Getting carried away for Christmas
As the dressing and green beans begin to settle in my tummy from Thanksgiving, a whole new mission must begin.
I love, love, love getting in the mood for the Christmas season. I must admit, it leaves a warm feeling inside as I spread the holiday cheer through my house.
My children probably wonder what’s wrong with me. But I am transformed into a Betty Crocker-like being after I return from all the Black Friday sales.
Our house evolves into a winter wonderland. Garland is spread from one mantle to another. Train sets are randomly placed throughout the house. A huge Christmas tree is placed in the living room, filled with the sparkle and shine of hundreds of ornaments. Snowmen are scattered along anything that stands still. And wreathes and other outdoor festive lights are rained upon the Patterson yard.
Having children makes the decorations, gadgets and other bells and whistles even more great with their wide eyes and eager nature.
This same eagerness to decorate started in my childhood.
Of course, my family celebrated the real reason behind the season with the birth of Jesus. But there were a few times when the other side of the holidays got a little out of hand.
Maw Maw and Paw Paw were in a competition for the best front porch decorations in the neighborhood. Every year, it got worse as other neighbors pulled out their best tricks.
One neighbor had a giant Santa Claus complete with reindeer on top of their roof.

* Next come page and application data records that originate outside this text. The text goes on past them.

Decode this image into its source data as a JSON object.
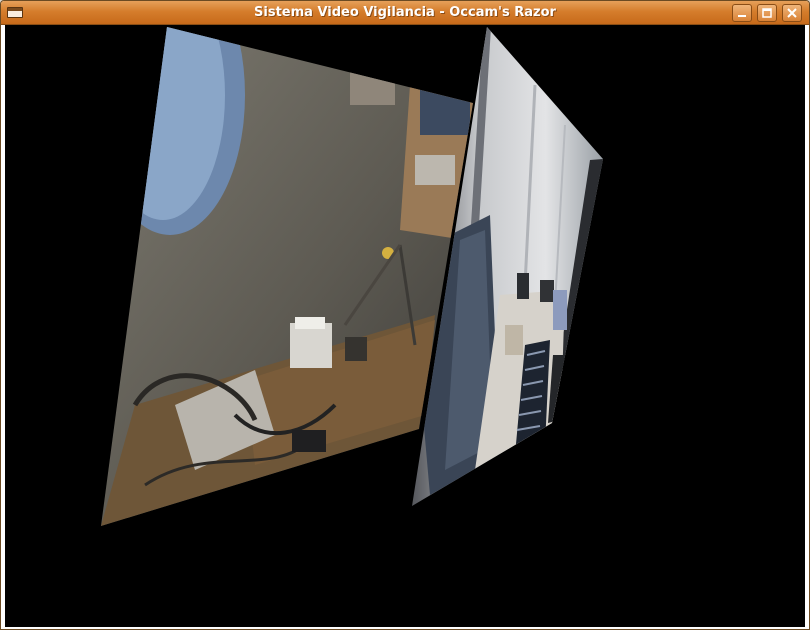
{
  "window": {
    "title": "Sistema Video Vigilancia - Occam's Razor",
    "icons": {
      "menu": "window-menu-icon",
      "minimize": "minimize-icon",
      "maximize": "maximize-icon",
      "close": "close-icon"
    },
    "colors": {
      "titlebar": "#d57d2c",
      "viewport_background": "#000000"
    }
  },
  "viewport": {
    "panels": [
      {
        "name": "camera-feed-left"
      },
      {
        "name": "camera-feed-right"
      }
    ]
  }
}
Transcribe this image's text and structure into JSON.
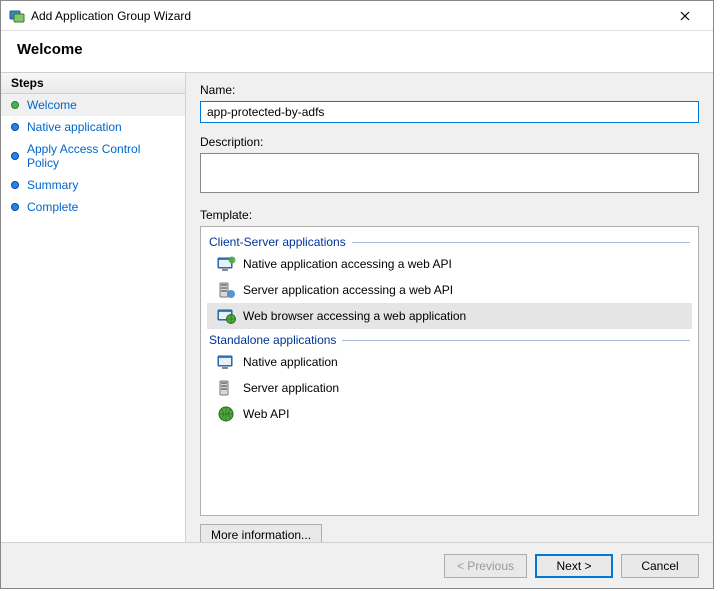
{
  "window": {
    "title": "Add Application Group Wizard",
    "welcome_header": "Welcome"
  },
  "sidebar": {
    "header": "Steps",
    "items": [
      {
        "label": "Welcome",
        "current": true,
        "bullet": "green"
      },
      {
        "label": "Native application",
        "current": false,
        "bullet": "blue"
      },
      {
        "label": "Apply Access Control Policy",
        "current": false,
        "bullet": "blue"
      },
      {
        "label": "Summary",
        "current": false,
        "bullet": "blue"
      },
      {
        "label": "Complete",
        "current": false,
        "bullet": "blue"
      }
    ]
  },
  "form": {
    "name_label": "Name:",
    "name_value": "app-protected-by-adfs",
    "description_label": "Description:",
    "description_value": "",
    "template_label": "Template:"
  },
  "templates": {
    "groups": [
      {
        "header": "Client-Server applications",
        "items": [
          {
            "label": "Native application accessing a web API",
            "icon": "native-api",
            "selected": false
          },
          {
            "label": "Server application accessing a web API",
            "icon": "server-api",
            "selected": false
          },
          {
            "label": "Web browser accessing a web application",
            "icon": "browser-web",
            "selected": true
          }
        ]
      },
      {
        "header": "Standalone applications",
        "items": [
          {
            "label": "Native application",
            "icon": "native",
            "selected": false
          },
          {
            "label": "Server application",
            "icon": "server",
            "selected": false
          },
          {
            "label": "Web API",
            "icon": "globe",
            "selected": false
          }
        ]
      }
    ],
    "more_info": "More information..."
  },
  "footer": {
    "previous": "< Previous",
    "next": "Next >",
    "cancel": "Cancel"
  }
}
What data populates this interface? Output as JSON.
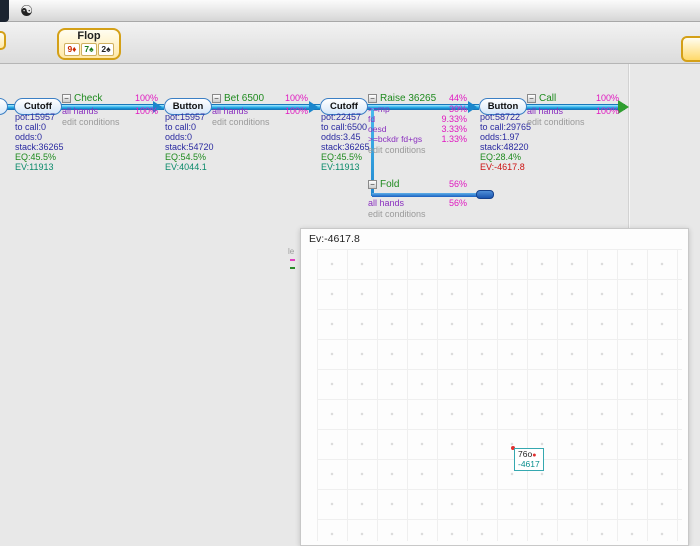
{
  "window": {
    "yin_yang_icon": "☯"
  },
  "toolbar": {
    "street_label": "Flop",
    "cards": [
      {
        "text": "9♦",
        "color": "#cc2a00"
      },
      {
        "text": "7♠",
        "color": "#1b7a1b"
      },
      {
        "text": "2♠",
        "color": "#222222"
      }
    ]
  },
  "ui": {
    "minus": "−",
    "arrow_color": "#2fb0ea"
  },
  "tree": {
    "nodes": [
      {
        "label": "Cutoff",
        "pot": "pot:15957",
        "to_call": "to call:0",
        "odds": "odds:0",
        "stack": "stack:36265",
        "eq": "EQ:45.5%",
        "ev": "EV:11913",
        "ev_color": "#0a8a6a"
      },
      {
        "label": "Button",
        "pot": "pot:15957",
        "to_call": "to call:0",
        "odds": "odds:0",
        "stack": "stack:54720",
        "eq": "EQ:54.5%",
        "ev": "EV:4044.1",
        "ev_color": "#0a8a6a"
      },
      {
        "label": "Cutoff",
        "pot": "pot:22457",
        "to_call": "to call:6500",
        "odds": "odds:3.45",
        "stack": "stack:36265",
        "eq": "EQ:45.5%",
        "ev": "EV:11913",
        "ev_color": "#0a8a6a"
      },
      {
        "label": "Button",
        "pot": "pot:58722",
        "to_call": "to call:29765",
        "odds": "odds:1.97",
        "stack": "stack:48220",
        "eq": "EQ:28.4%",
        "ev": "EV:-4617.8",
        "ev_color": "#cc1111"
      }
    ],
    "actions": [
      {
        "name": "Check",
        "pct": "100%",
        "range": "all hands",
        "range_pct": "100%",
        "edit": "edit conditions"
      },
      {
        "name": "Bet 6500",
        "pct": "100%",
        "range": "all hands",
        "range_pct": "100%",
        "edit": "edit conditions"
      },
      {
        "name": "Raise 36265",
        "pct": "44%",
        "edit": "edit conditions",
        "conditions": [
          {
            "label": ">=mp",
            "pct": "30%"
          },
          {
            "label": "fd",
            "pct": "9.33%"
          },
          {
            "label": "oesd",
            "pct": "3.33%"
          },
          {
            "label": ">=bckdr fd+gs",
            "pct": "1.33%"
          }
        ]
      },
      {
        "name": "Call",
        "pct": "100%",
        "range": "all hands",
        "range_pct": "100%",
        "edit": "edit conditions"
      }
    ],
    "fold": {
      "name": "Fold",
      "pct": "56%",
      "range": "all hands",
      "range_pct": "56%",
      "edit": "edit conditions"
    }
  },
  "chart": {
    "title": "Ev:-4617.8",
    "point": {
      "x": "76o",
      "y": "-4617"
    }
  },
  "chart_data": {
    "type": "scatter",
    "title": "Ev:-4617.8",
    "points": [
      {
        "hand": "76o",
        "ev": -4617
      }
    ],
    "grid": "on",
    "notes": "EV graph panel; one highlighted point labeled with hand 76o and EV -4617"
  },
  "fragments": {
    "text": "le"
  }
}
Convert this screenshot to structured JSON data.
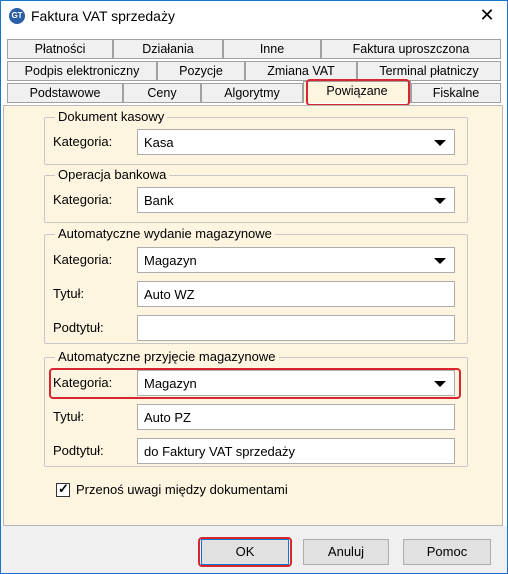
{
  "window": {
    "title": "Faktura VAT sprzedaży",
    "icon": "app-logo-icon",
    "close_icon": "close-icon"
  },
  "tabs": {
    "row1": [
      "Płatności",
      "Działania",
      "Inne",
      "Faktura uproszczona"
    ],
    "row2": [
      "Podpis elektroniczny",
      "Pozycje",
      "Zmiana VAT",
      "Terminal płatniczy"
    ],
    "row3": [
      "Podstawowe",
      "Ceny",
      "Algorytmy",
      "Powiązane",
      "Fiskalne"
    ],
    "active": "Powiązane"
  },
  "groups": {
    "cash": {
      "title": "Dokument kasowy",
      "category_label": "Kategoria:",
      "category_value": "Kasa"
    },
    "bank": {
      "title": "Operacja bankowa",
      "category_label": "Kategoria:",
      "category_value": "Bank"
    },
    "wz": {
      "title": "Automatyczne wydanie magazynowe",
      "category_label": "Kategoria:",
      "category_value": "Magazyn",
      "title_label": "Tytuł:",
      "title_value": "Auto WZ",
      "subtitle_label": "Podtytuł:",
      "subtitle_value": ""
    },
    "pz": {
      "title": "Automatyczne przyjęcie magazynowe",
      "category_label": "Kategoria:",
      "category_value": "Magazyn",
      "title_label": "Tytuł:",
      "title_value": "Auto PZ",
      "subtitle_label": "Podtytuł:",
      "subtitle_value": "do Faktury VAT sprzedaży"
    }
  },
  "checkbox": {
    "label": "Przenoś uwagi między dokumentami",
    "checked": true
  },
  "buttons": {
    "ok": "OK",
    "cancel": "Anuluj",
    "help": "Pomoc"
  },
  "colors": {
    "highlight": "#d9262e",
    "panel": "#fdf5e0",
    "accent": "#0078d7"
  }
}
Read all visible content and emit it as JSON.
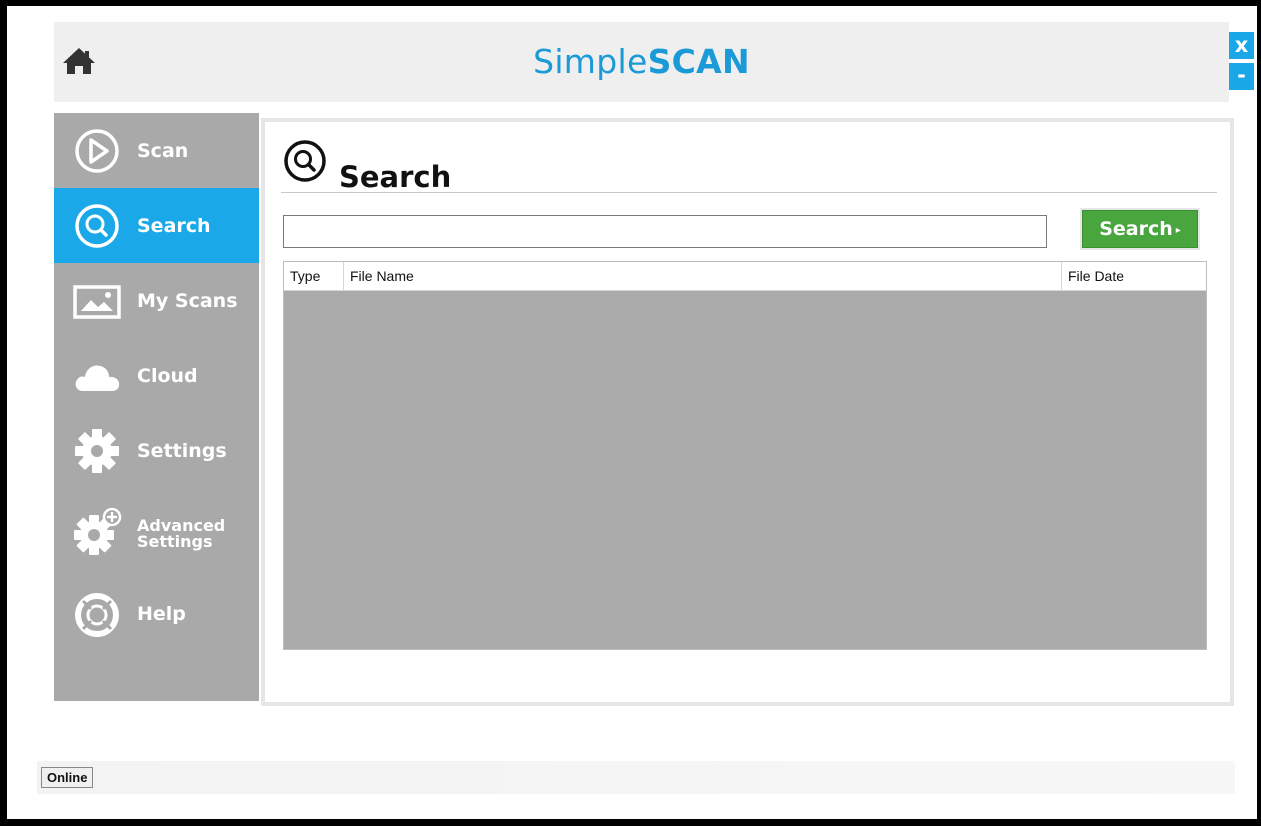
{
  "header": {
    "home_icon": "home-icon",
    "title_light": "Simple",
    "title_bold": "SCAN",
    "title_color": "#1a9ad6"
  },
  "window_controls": {
    "close_label": "x",
    "minimize_label": "-"
  },
  "sidebar": {
    "active_color": "#1ba8e9",
    "items": [
      {
        "label": "Scan",
        "icon": "play-circle-icon",
        "active": false
      },
      {
        "label": "Search",
        "icon": "search-circle-icon",
        "active": true
      },
      {
        "label": "My Scans",
        "icon": "image-icon",
        "active": false
      },
      {
        "label": "Cloud",
        "icon": "cloud-icon",
        "active": false
      },
      {
        "label": "Settings",
        "icon": "gear-icon",
        "active": false
      },
      {
        "label_line1": "Advanced",
        "label_line2": "Settings",
        "icon": "gear-plus-icon",
        "active": false
      },
      {
        "label": "Help",
        "icon": "lifebuoy-icon",
        "active": false
      }
    ]
  },
  "main": {
    "title": "Search",
    "title_icon": "search-circle-icon",
    "search_input_value": "",
    "search_button_label": "Search",
    "search_button_arrow": "▸",
    "search_button_color": "#49a63f",
    "table": {
      "columns": [
        "Type",
        "File Name",
        "File Date"
      ],
      "rows": []
    }
  },
  "statusbar": {
    "status": "Online"
  }
}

One lady even had a wooden Santa sitting on top of her chimney.
This was before you could buy a giant inflatable Snoopy or huge snow globe with characters inside. Back then, people didn’t have it so easy.
As Mr. Mack nailed his fifty-foot Frosty the Snowman along his garage, Paw Paw put his pipe to his mouth and thought out his battle plan.
Maw Maw had the inside decorations under control. One had to put on sunglasses with her giant Christmas village collection in the living room.
Outside decorating was Paw Paw’s job. Being restricted to a wheelchair, I was the one by his side, ready to decorate.
Paw Paw knew we couldn’t put anything on the roof. Maw Maw would skin him alive if she saw me climbing around on top of the house.
Shuffling around in the storage shed, we uncovered our massive nativity scene.
I truly believe the astronauts in space could pick this set up on their radar. It wasn’t just huge...it was gigantic.
It seemed as if Joseph towered above my small frame. Mary was more like the size of a compact automobile. Baby Jesus was the width of a sidewalk.
And Mrs. Lee from next door called the animal control officer when she saw the sheep from her side window.
Situating each piece to resemble what was on the box, Paw Paw was ready to flip the switch.
We had a wreath on the front door with a few lights around it. The small rotating Santa held a pretty little candle.
But when the nativity scene lights came on, it’s a wonder half of Monticello didn’t lose its power.
As my eyes continued to burn, I grinned at the sight. It reminded me of the true reason of Christmas. It was a sight to see.
Maw Maw complained about the electric bill when Paw Paw left the figures on all night. He even had to nail a quilt over his bedroom window to drown out the light.
But no one could say our house wasn’t eye catching.
The Jackson tradition of trying to outdo your neighbors was passed down to my mother.
In an effort to ensure our Christmas tree was the most noticeable from the living room window, Momma put thousands of lights on it with about a ton of that silver sparkling string.
We almost had to rush our cat to the emergency animal clinic after she ate about fifty strings of it.
Maybe that’s why I tend to overdo at Christmas time. It’s just in my blood.
With that in mind, perhaps I should wait before I decorate at work though.
Last year, while doing an inspection, a few local firemen did tell me my desk was a fire hazard.
Paw Paw would most certainly have been proud.